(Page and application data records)
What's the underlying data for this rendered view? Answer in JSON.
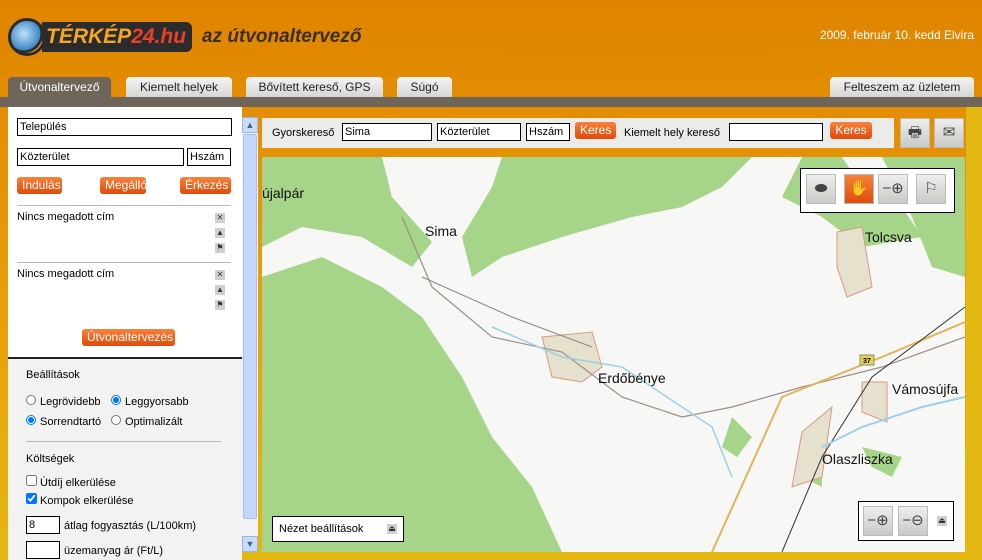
{
  "header": {
    "logo_text": "TÉRKÉP24.hu",
    "slogan": "az útvonaltervező",
    "date": "2009. február 10. kedd Elvira"
  },
  "tabs": [
    {
      "label": "Útvonaltervező",
      "active": true
    },
    {
      "label": "Kiemelt helyek"
    },
    {
      "label": "Bővített kereső, GPS"
    },
    {
      "label": "Súgó"
    }
  ],
  "right_tab": "Felteszem az üzletem",
  "route": {
    "city": "Település",
    "street": "Közterület",
    "number": "Hszám",
    "btn_start": "Indulás",
    "btn_stop": "Megálló",
    "btn_end": "Érkezés",
    "waypoints": [
      "Nincs megadott cím",
      "Nincs megadott cím"
    ],
    "plan_button": "Útvonaltervezés"
  },
  "settings": {
    "title": "Beállítások",
    "opt_shortest": "Legrövidebb",
    "opt_fastest": "Leggyorsabb",
    "opt_ordered": "Sorrendtartó",
    "opt_optimized": "Optimalizált",
    "selected_mode": "Leggyorsabb",
    "selected_order": "Sorrendtartó"
  },
  "costs": {
    "title": "Költségek",
    "avoid_toll": "Útdíj elkerülése",
    "avoid_toll_checked": false,
    "avoid_ferry": "Kompok elkerülése",
    "avoid_ferry_checked": true,
    "consumption_value": "8",
    "consumption_label": "átlag fogyasztás (L/100km)",
    "fuel_price_value": "",
    "fuel_price_label": "üzemanyag ár (Ft/L)"
  },
  "toolbar": {
    "quick_label": "Gyorskereső",
    "quick_city": "Sima",
    "quick_street": "Közterület",
    "quick_number": "Hszám",
    "search": "Keres",
    "poi_label": "Kiemelt hely kereső",
    "poi_value": "",
    "poi_search": "Keres"
  },
  "map": {
    "towns": [
      "újalpár",
      "Sima",
      "Tolcsva",
      "Erdőbénye",
      "Vámosújfa",
      "Olaszliszka"
    ],
    "road_number": "37",
    "view_settings": "Nézet beállítások",
    "active_tool": "pan"
  },
  "colors": {
    "accent": "#e8581a",
    "forest": "#a6d58a",
    "header": "#e48f05"
  }
}
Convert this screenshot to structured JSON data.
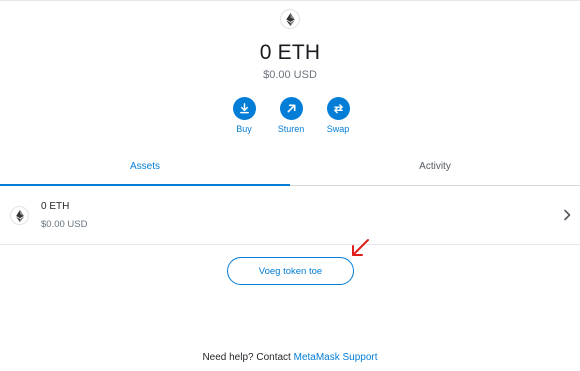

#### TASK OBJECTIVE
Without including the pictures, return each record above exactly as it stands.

#### YOUR RESPONSE
What's the underlying data for this rendered view? Answer in JSON.
{
  "header": {
    "logo_text": "TÉRKÉP24.hu",
    "slogan": "az útvonaltervező",
    "date": "2009. február 10. kedd Elvira"
  },
  "tabs": [
    {
      "label": "Útvonaltervező",
      "active": true
    },
    {
      "label": "Kiemelt helyek"
    },
    {
      "label": "Bővített kereső, GPS"
    },
    {
      "label": "Súgó"
    }
  ],
  "right_tab": "Felteszem az üzletem",
  "route": {
    "city": "Település",
    "street": "Közterület",
    "number": "Hszám",
    "btn_start": "Indulás",
    "btn_stop": "Megálló",
    "btn_end": "Érkezés",
    "waypoints": [
      "Nincs megadott cím",
      "Nincs megadott cím"
    ],
    "plan_button": "Útvonaltervezés"
  },
  "settings": {
    "title": "Beállítások",
    "opt_shortest": "Legrövidebb",
    "opt_fastest": "Leggyorsabb",
    "opt_ordered": "Sorrendtartó",
    "opt_optimized": "Optimalizált",
    "selected_mode": "Leggyorsabb",
    "selected_order": "Sorrendtartó"
  },
  "costs": {
    "title": "Költségek",
    "avoid_toll": "Útdíj elkerülése",
    "avoid_toll_checked": false,
    "avoid_ferry": "Kompok elkerülése",
    "avoid_ferry_checked": true,
    "consumption_value": "8",
    "consumption_label": "átlag fogyasztás (L/100km)",
    "fuel_price_value": "",
    "fuel_price_label": "üzemanyag ár (Ft/L)"
  },
  "toolbar": {
    "quick_label": "Gyorskereső",
    "quick_city": "Sima",
    "quick_street": "Közterület",
    "quick_number": "Hszám",
    "search": "Keres",
    "poi_label": "Kiemelt hely kereső",
    "poi_value": "",
    "poi_search": "Keres"
  },
  "map": {
    "towns": [
      "újalpár",
      "Sima",
      "Tolcsva",
      "Erdőbénye",
      "Vámosújfa",
      "Olaszliszka"
    ],
    "road_number": "37",
    "view_settings": "Nézet beállítások",
    "active_tool": "pan"
  },
  "colors": {
    "accent": "#e8581a",
    "forest": "#a6d58a",
    "header": "#e48f05"
  }
}
Convert this screenshot to structured JSON data.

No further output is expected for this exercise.